“Well, I’m proud of you. You’re a survivor. That’s all a Mom could ask for.”
She drifted off again, so I got dressed, made some tea and warmed up a couple of muffins. I also called Dr. Gibson just to let him know what was going on. When he called back, all he could say was, “Keep her comfortable.”
As I walked back into her room, she half opened her eyes. She wanted no part of the muffin, but did drink some tea through a straw.
“I’m so tired,” she said. “But I do want you to just sit with me and talk to me. I feel we missed that over the years.”
“Of course. What do you want to talk about? Anything special?”
“How did you get through everything?”
“What do you mean?”
“Putting up with me growing up. Burying …” she said, trying to remember “… your husband … uh”
“Yes, Chad. I should have been there for you.”
“Mom, there was nothing you or anyone could do. I had to work through it myself. Taking care of the kids was a big help.”
“How are the kids doing? JR looks just like his Dad and Kate looks just like you.”
“They’re doing okay. You just saw them a couple of weeks ago at Dad’s funeral.”
“I know, but I didn’t really spend much time with them.”
“Well, JR always dreamed of following in his Dad’s footsteps, joined the Air Force ROTC program at Bowling Green and is now a commissioned officer. Unlike his father, though, he is a pilot,” I reported. “The deployments cost him his first marriage, but he and Heather had two girls, Rachel and Nancy. He’s doing more teaching than flying now and has remarried Bekah. They have a son, Chad III, and a daughter, Diana.
“Kate followed my nursing footsteps, although she was harder to get out of my nest. She went to Wright State but stayed at home until she got married to a fine young man, Al Macias, at age 26 and moved to Toledo. She, too, has two children, a boy John and a girl Kathi.”
Mom interrupted me. “Did Kate give you trouble like you gave me?”

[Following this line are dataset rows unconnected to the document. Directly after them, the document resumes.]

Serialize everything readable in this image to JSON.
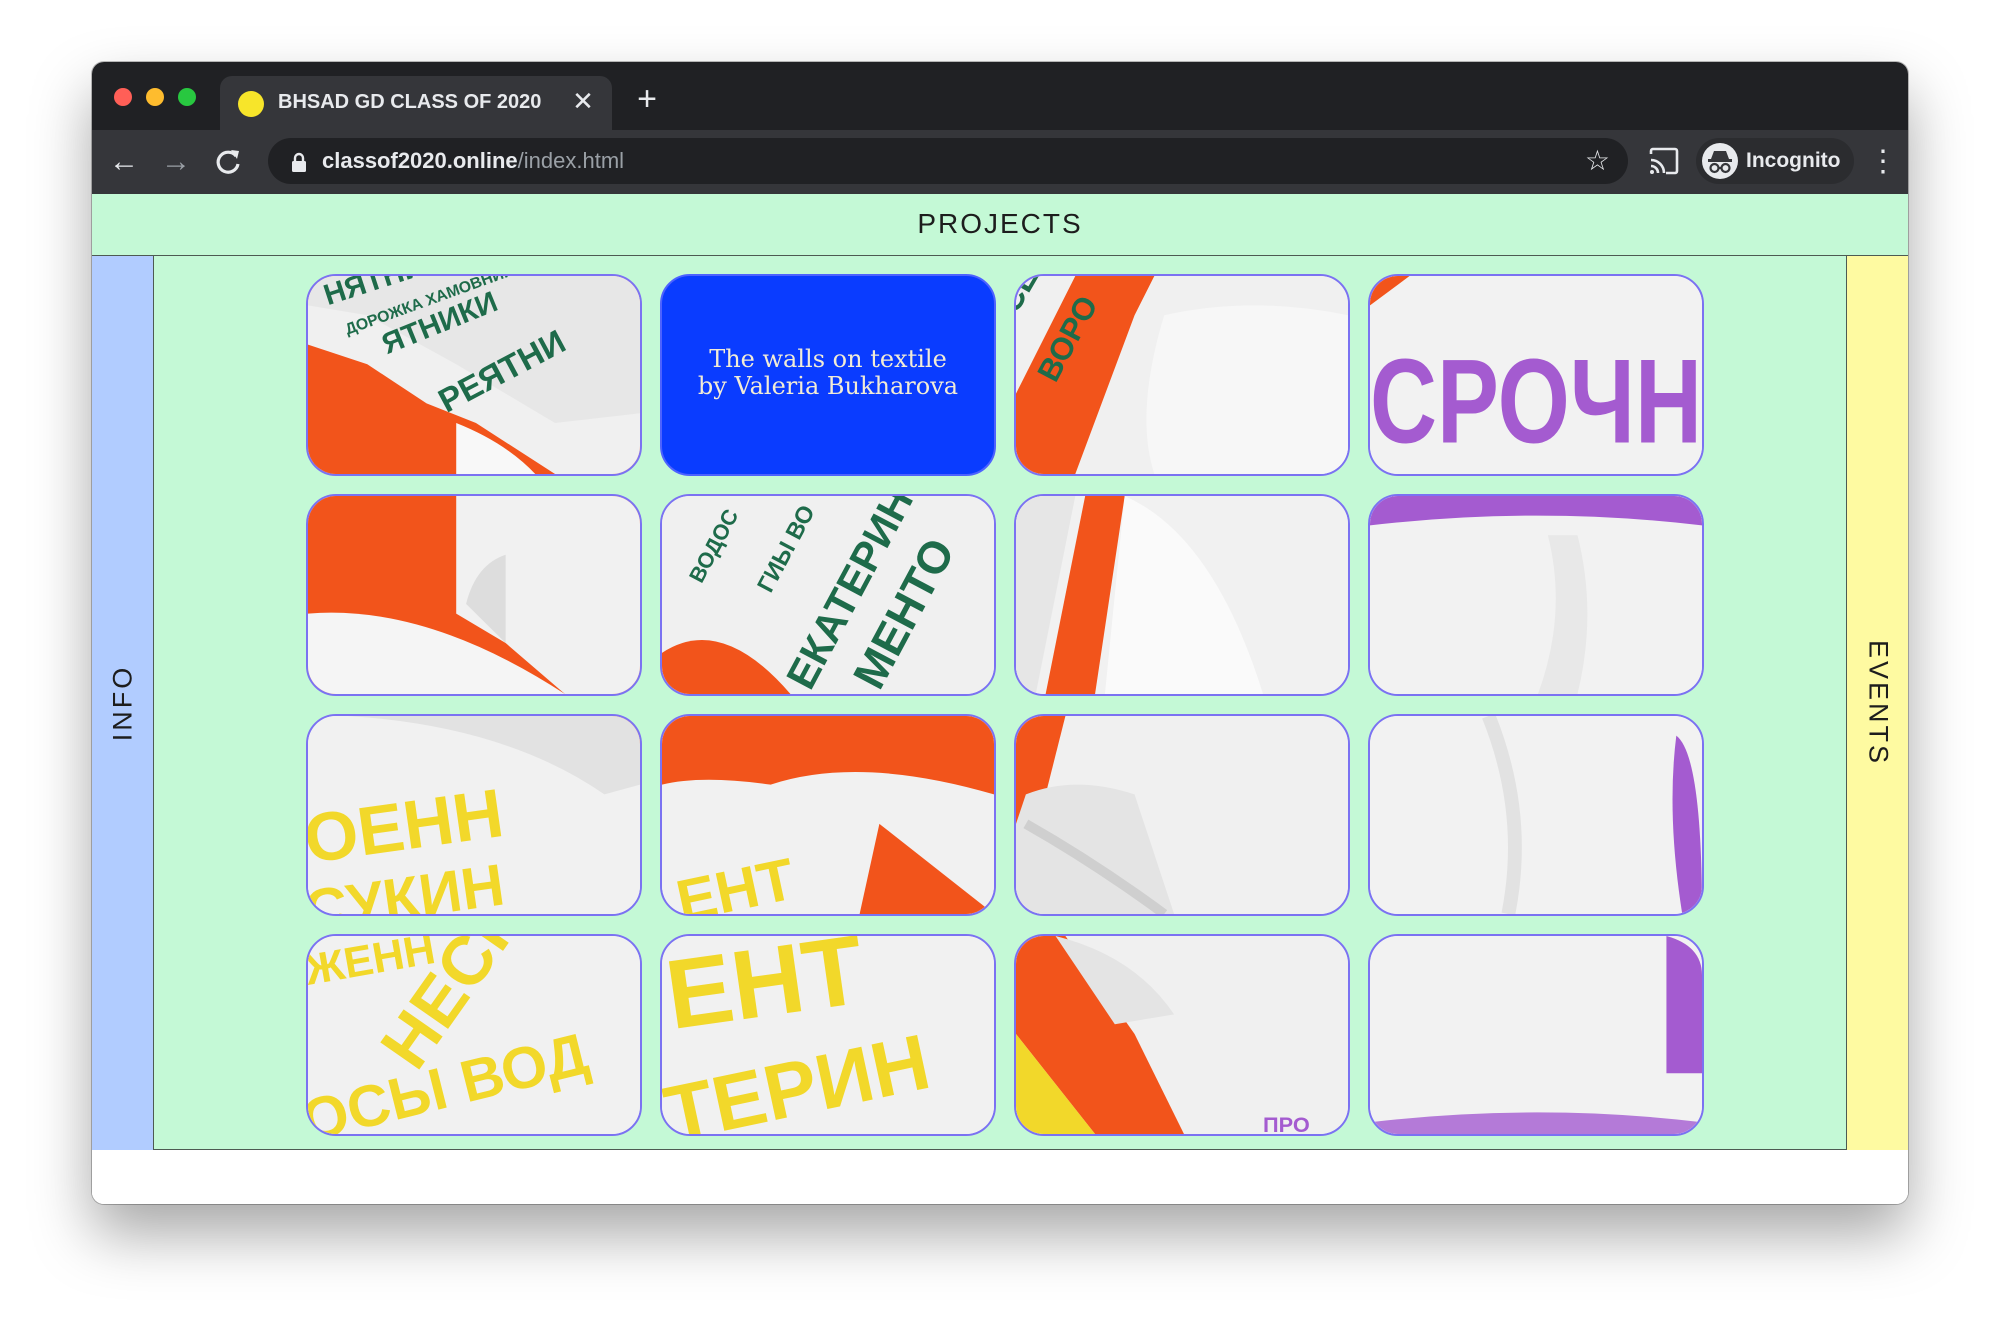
{
  "browser": {
    "tab": {
      "title": "BHSAD GD CLASS OF 2020",
      "favicon": "yellow-circle-favicon",
      "close_icon": "close-icon"
    },
    "new_tab_icon": "plus-icon",
    "toolbar": {
      "back_icon": "arrow-left-icon",
      "forward_icon": "arrow-right-icon",
      "reload_icon": "reload-icon",
      "url_host": "classof2020.online",
      "url_path": "/index.html",
      "lock_icon": "lock-icon",
      "bookmark_icon": "star-icon",
      "cast_icon": "cast-icon",
      "profile_label": "Incognito",
      "profile_icon": "incognito-icon",
      "menu_icon": "kebab-menu-icon"
    }
  },
  "page": {
    "header": {
      "label": "PROJECTS",
      "color": "#c4f9d6"
    },
    "left_sidebar": {
      "label": "INFO",
      "color": "#b1ccff"
    },
    "right_sidebar": {
      "label": "EVENTS",
      "color": "#fefaa1"
    },
    "project_caption": {
      "line1": "The walls on textile",
      "line2": "by Valeria Bukharova",
      "color": "#0a3cff"
    },
    "tile_image": "white t-shirts printed with cyrillic lettering in green, purple and yellow on an orange background, sliced into a 4x4 grid",
    "accent_colors": {
      "orange": "#f2541b",
      "green_text": "#1e6b4a",
      "purple_text": "#a45bd0",
      "yellow_text": "#f2d82a",
      "tile_border": "#7b72f2"
    }
  }
}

I laughed. “No. She wasn’t as flirty as I was. But I was always a good girl. I may have pushed the envelope, but I set boundaries I wouldn’t cross. That’s because of you, Mom.”
I continued to tell her Kate was and is the “fixer.” “She spent a lot of time trying to take care of me. She would try to set me up with dates with her friend’s fathers or uncles.”

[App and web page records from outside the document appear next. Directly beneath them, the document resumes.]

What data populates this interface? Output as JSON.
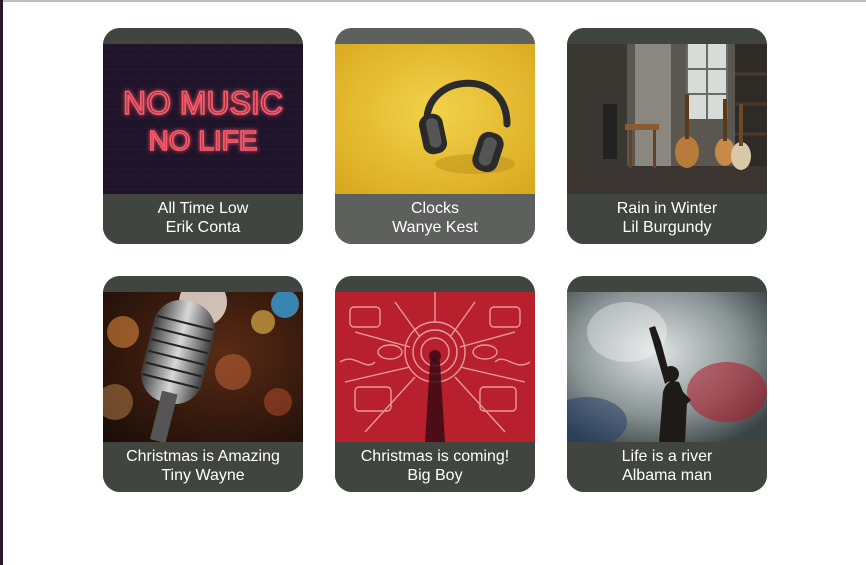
{
  "songs": [
    {
      "title": "All Time Low",
      "artist": "Erik Conta",
      "art": "neon-no-music-no-life",
      "art_text_line1": "NO MUSIC",
      "art_text_line2": "NO LIFE"
    },
    {
      "title": "Clocks",
      "artist": "Wanye Kest",
      "art": "headphones-on-yellow"
    },
    {
      "title": "Rain in Winter",
      "artist": "Lil Burgundy",
      "art": "guitars-in-room"
    },
    {
      "title": "Christmas is Amazing",
      "artist": "Tiny Wayne",
      "art": "vintage-microphone"
    },
    {
      "title": "Christmas is coming!",
      "artist": "Big Boy",
      "art": "red-instruments-illustration"
    },
    {
      "title": "Life is a river",
      "artist": "Albama man",
      "art": "concert-smoke-performer"
    }
  ],
  "colors": {
    "card_background": "#40453f",
    "card_background_active": "#5e605e",
    "caption_text": "#ffffff",
    "page_background": "#ffffff"
  }
}
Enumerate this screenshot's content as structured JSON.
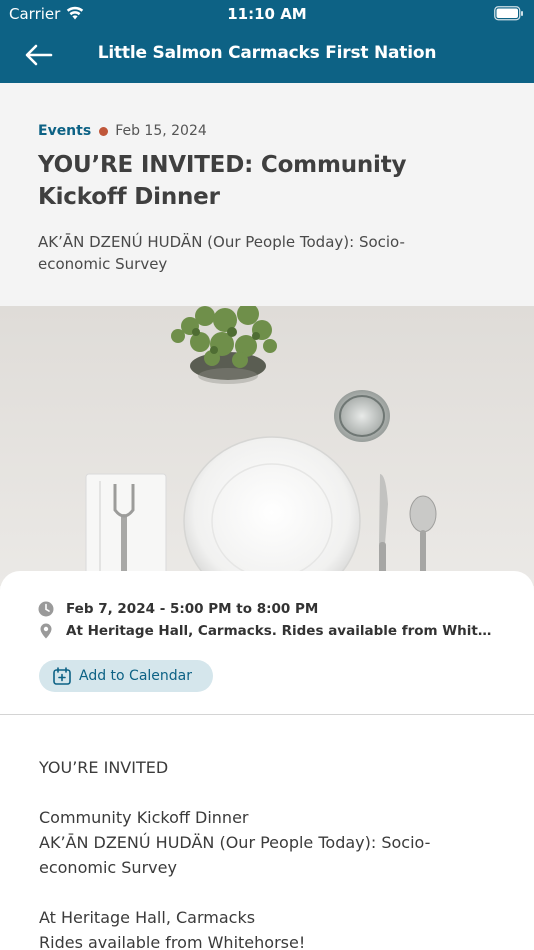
{
  "status_bar": {
    "carrier": "Carrier",
    "time": "11:10 AM"
  },
  "nav": {
    "title": "Little Salmon Carmacks First Nation",
    "back_icon": "arrow-left-icon"
  },
  "article": {
    "category": "Events",
    "published": "Feb 15, 2024",
    "title": "YOU’RE INVITED: Community Kickoff Dinner",
    "subtitle": "AK’ĀN DZENÚ HUDÄN (Our People Today): Socio-economic Survey"
  },
  "event": {
    "datetime": "Feb 7, 2024 - 5:00 PM to 8:00 PM",
    "location": "At Heritage Hall, Carmacks. Rides available from Whitehorse!",
    "calendar_label": "Add to Calendar"
  },
  "body": {
    "p1": "YOU’RE INVITED",
    "p2_line1": "Community Kickoff Dinner",
    "p2_line2": "AK’ĀN DZENÚ HUDÄN (Our People Today): Socio-economic Survey",
    "p3_line1": "At Heritage Hall, Carmacks",
    "p3_line2": "Rides available from Whitehorse!"
  },
  "colors": {
    "brand": "#0d6285",
    "accent_dot": "#c0573a",
    "button_bg": "#d5e6ec"
  }
}
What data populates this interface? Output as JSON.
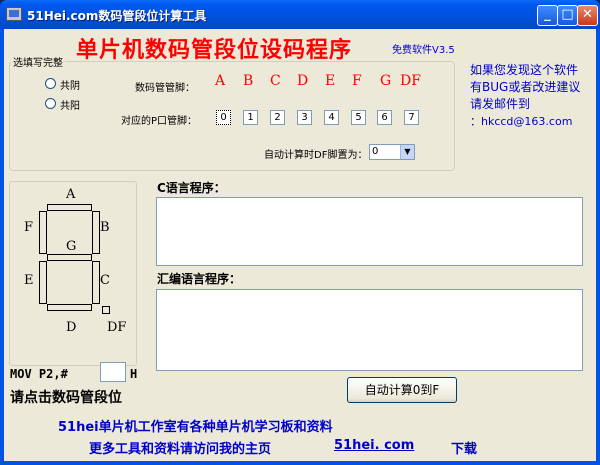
{
  "window": {
    "title": "51Hei.com数码管段位计算工具",
    "min_icon": "minimize-icon",
    "max_icon": "maximize-icon",
    "close_icon": "close-icon"
  },
  "header": {
    "title": "单片机数码管段位设码程序",
    "version": "免费软件V3.5"
  },
  "options": {
    "legend": "选填写完整",
    "radio_common_cathode": "共阴",
    "radio_common_anode": "共阳",
    "selected": ""
  },
  "pins": {
    "seg_label": "数码管管脚：",
    "port_label": "对应的P口管脚：",
    "segments": [
      "A",
      "B",
      "C",
      "D",
      "E",
      "F",
      "G",
      "DF"
    ],
    "values": [
      "0",
      "1",
      "2",
      "3",
      "4",
      "5",
      "6",
      "7"
    ],
    "auto_df_label": "自动计算时DF脚置为：",
    "auto_df_value": "0"
  },
  "side_info": {
    "line1": "如果您发现这个软件",
    "line2": "有BUG或者改进建议",
    "line3": "请发邮件到",
    "email": "：hkccd@163.com"
  },
  "display": {
    "A": "A",
    "B": "B",
    "C": "C",
    "D": "D",
    "E": "E",
    "F": "F",
    "G": "G",
    "DF": "DF"
  },
  "code": {
    "c_label": "C语言程序：",
    "asm_label": "汇编语言程序：",
    "c_text": "",
    "asm_text": ""
  },
  "mov": {
    "prefix": "MOV  P2,#",
    "value": "",
    "suffix": "H",
    "hint": "请点击数码管段位"
  },
  "actions": {
    "auto_calc": "自动计算0到F"
  },
  "footer": {
    "line1": "51hei单片机工作室有各种单片机学习板和资料",
    "line2": "更多工具和资料请访问我的主页",
    "link": "51hei. com",
    "download": "下载"
  },
  "colors": {
    "title_red": "#ff0000",
    "info_blue": "#0000cc",
    "titlebar_blue": "#0054e3",
    "client_bg": "#ece9d8"
  }
}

“What about you?” Mom asked. “Why didn’t you ever get remarried? Knowing how outgoing you were growing up, I thought for sure you would find someone else.”
“Never was really interested,” I said. “Chad and I had something so special, I knew it could never be replicated. I mean, I went out on a couple of dates, but it just wasn’t the same.”

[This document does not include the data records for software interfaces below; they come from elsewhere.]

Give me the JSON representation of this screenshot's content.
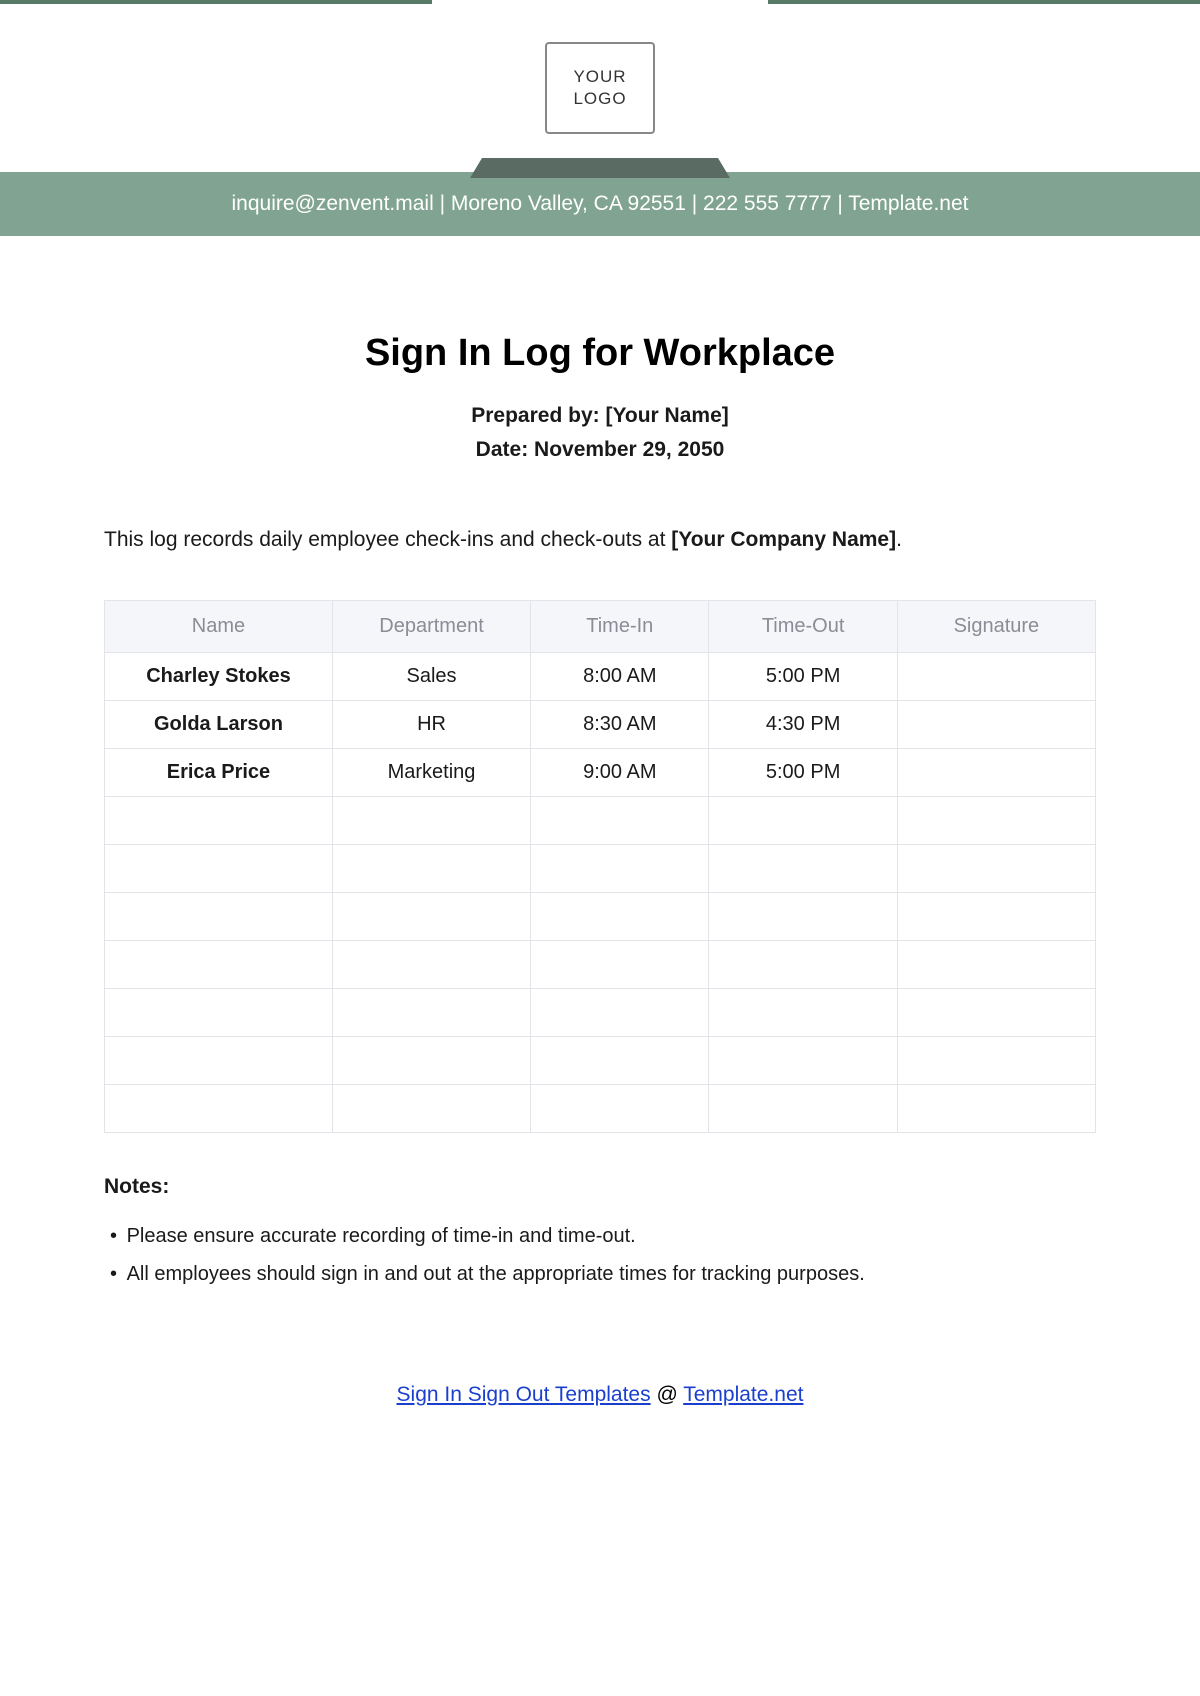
{
  "logo": "YOUR\nLOGO",
  "header_bar": "inquire@zenvent.mail | Moreno Valley, CA 92551 | 222 555 7777 | Template.net",
  "title": "Sign In Log for Workplace",
  "prepared_label": "Prepared by: ",
  "prepared_value": "[Your Name]",
  "date_label": "Date: ",
  "date_value": "November 29, 2050",
  "desc_pre": "This log records daily employee check-ins and check-outs at ",
  "desc_bold": "[Your Company Name]",
  "desc_post": ".",
  "columns": [
    "Name",
    "Department",
    "Time-In",
    "Time-Out",
    "Signature"
  ],
  "rows": [
    {
      "name": "Charley Stokes",
      "dept": "Sales",
      "in": "8:00 AM",
      "out": "5:00 PM",
      "sig": ""
    },
    {
      "name": "Golda Larson",
      "dept": "HR",
      "in": "8:30 AM",
      "out": "4:30 PM",
      "sig": ""
    },
    {
      "name": "Erica Price",
      "dept": "Marketing",
      "in": "9:00 AM",
      "out": "5:00 PM",
      "sig": ""
    },
    {
      "name": "",
      "dept": "",
      "in": "",
      "out": "",
      "sig": ""
    },
    {
      "name": "",
      "dept": "",
      "in": "",
      "out": "",
      "sig": ""
    },
    {
      "name": "",
      "dept": "",
      "in": "",
      "out": "",
      "sig": ""
    },
    {
      "name": "",
      "dept": "",
      "in": "",
      "out": "",
      "sig": ""
    },
    {
      "name": "",
      "dept": "",
      "in": "",
      "out": "",
      "sig": ""
    },
    {
      "name": "",
      "dept": "",
      "in": "",
      "out": "",
      "sig": ""
    },
    {
      "name": "",
      "dept": "",
      "in": "",
      "out": "",
      "sig": ""
    }
  ],
  "notes_title": "Notes:",
  "notes": [
    "Please ensure accurate recording of time-in and time-out.",
    "All employees should sign in and out at the appropriate times for tracking purposes."
  ],
  "footer": {
    "link1": "Sign In Sign Out Templates",
    "at": " @ ",
    "link2": "Template.net"
  }
}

“What about your neighbor?” she asked.
“George? He’s been just a very special friend. He lost his wife a couple months before Chad died. JR and his son Georgie were best friends, so George made sure he included JR in camping, Scouting and other activities. He helped me around the house and we often would accompany each other to events … not as dates, though. We’ve been special friends … wow … for 24 years.”
“What about Ber … Bet … Betsy?” Mom asked.
“You mean Bernie?”
“Yeah,” she said. “I was never sure whether she was a bad influence on you or you were a bad influence on her.”
“Bernie and I have been tight for ever!” She’s doing okay. Still lives here in Jersey and operate a hair salon. We talk all the time.” In fact we’ll probably get together before I head back.”
“Thank you,” Mom said. “This was nice. Just talking with you. Just having you here with me.”
“Yes, it was nice. Why don’t you rest a little. And remember, I love you.”
“Okay,” Mom said. “I love you, too, and I’m so proud of the woman you’ve become.”
That was out last conversation. Shortly after noon, I felt Mom’s hand go limp in mine and I knew. It was over. I lifted her up and held her in my arms. She had a smile on her face, which put a smile on my crying face. She was home … and we both were at peace.
There you go. That’s our story, for better or worse.
I would like to hear your thoughts about the exercise and the outcome. You can post them on the blog or you can e-mail me directly at firstname.lastname@example.org.
I hope you’ve enjoyed the story. I’ve had fun.
THOUGHT TO REMEMBER: An ounce of determination is worth far more than a ton of procrastination.